The cultural outcome of this is that if ideas of reason, rational action, science and progress are finished, and if the human culture and consciousness formed by those ideas is dangerous and destructive, then the only alternative can only be return to the pre-modern. This is, for me, the cultural driver for the current revival of the sacred and the mystical in art. The ideas of the counterculture, which lived at the edges of mainstream Western culture for decades, have finally taken over. Magic replaces science, belief replaces knowledge, ritual replaces rational action. And at the same time, the idea of the distinctly human subject, a being which is qualitatively different in its capacity and potential from the rest of nature, is dismissed as hubris – the current fashion is to talk of how we are ‘intertwined’ with ‘non-human entities’ who have as much agency as we humans do, and who have their own forms of knowledge, their own form of consciousness, and so on. We are not human subjects any more, but rather objects, much like any other, the product of networks and forces of nature we have little capacity to influence.
We can see how the critique of ‘anthropocentrism’ of recent years is really a critique of a human subject and society that puts itself above nature, and which seek to shape and modify nature for its own ends. Those forms of consciousness which seek to ‘be at one’ with the natural order are now more culturally acceptable that this anthropocentric view of human beings. Think of the kind of Hollywood mysticism found in James Cameron’s 2009 movie Avatar – the colonising, technologically driven, acquisitive, warlike humans are faced with an indigenous (alien) culture which is psychically connected to the planet it inhabits. This vision was already acceptable in 2009, now it has become a kind of orthodoxy.

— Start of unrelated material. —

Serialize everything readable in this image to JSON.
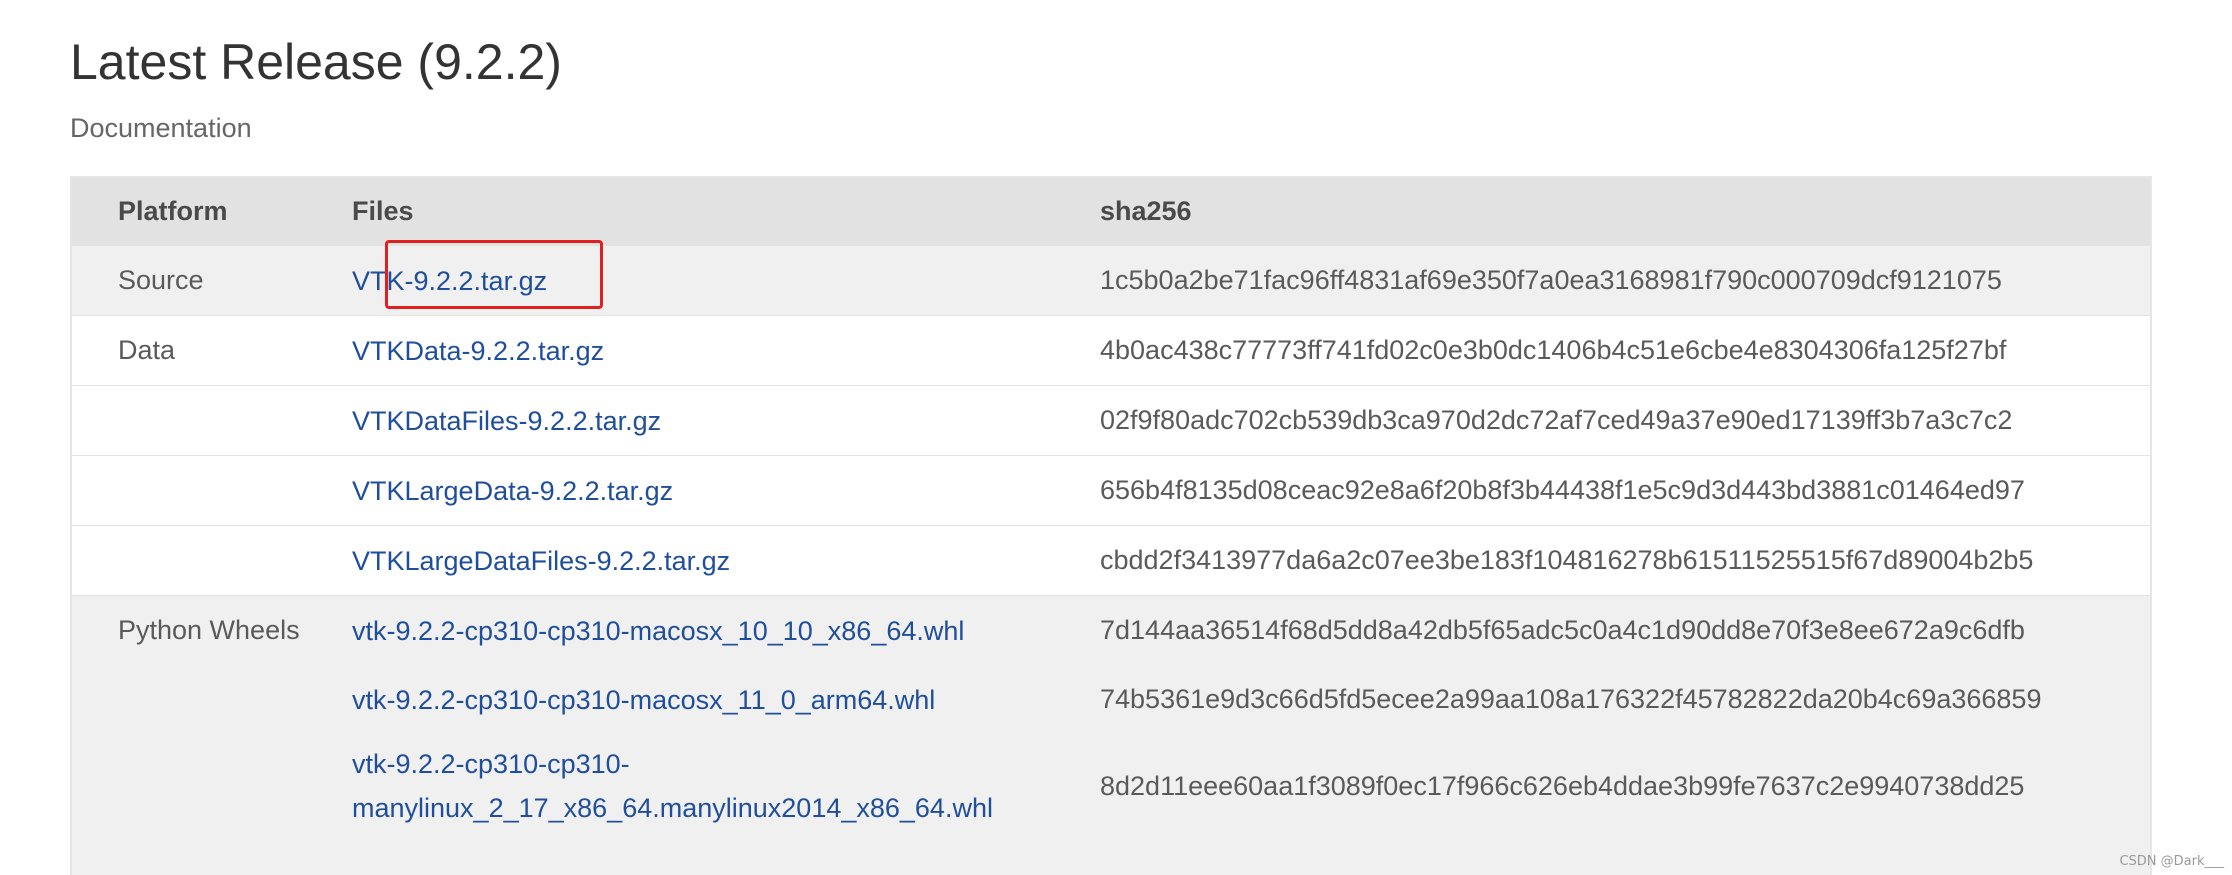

We can see that this view of a dominating, expansive society is one which is however exhausted of any meaning. Why do we continue like this? Our contemporary moment seems to have no answer to this. It has run out of a sense of its own purpose, it has run out of energy. In this moment artists, just like the rest of us, turn to forms of enchantment to put meaning back into the terminus of our modernity.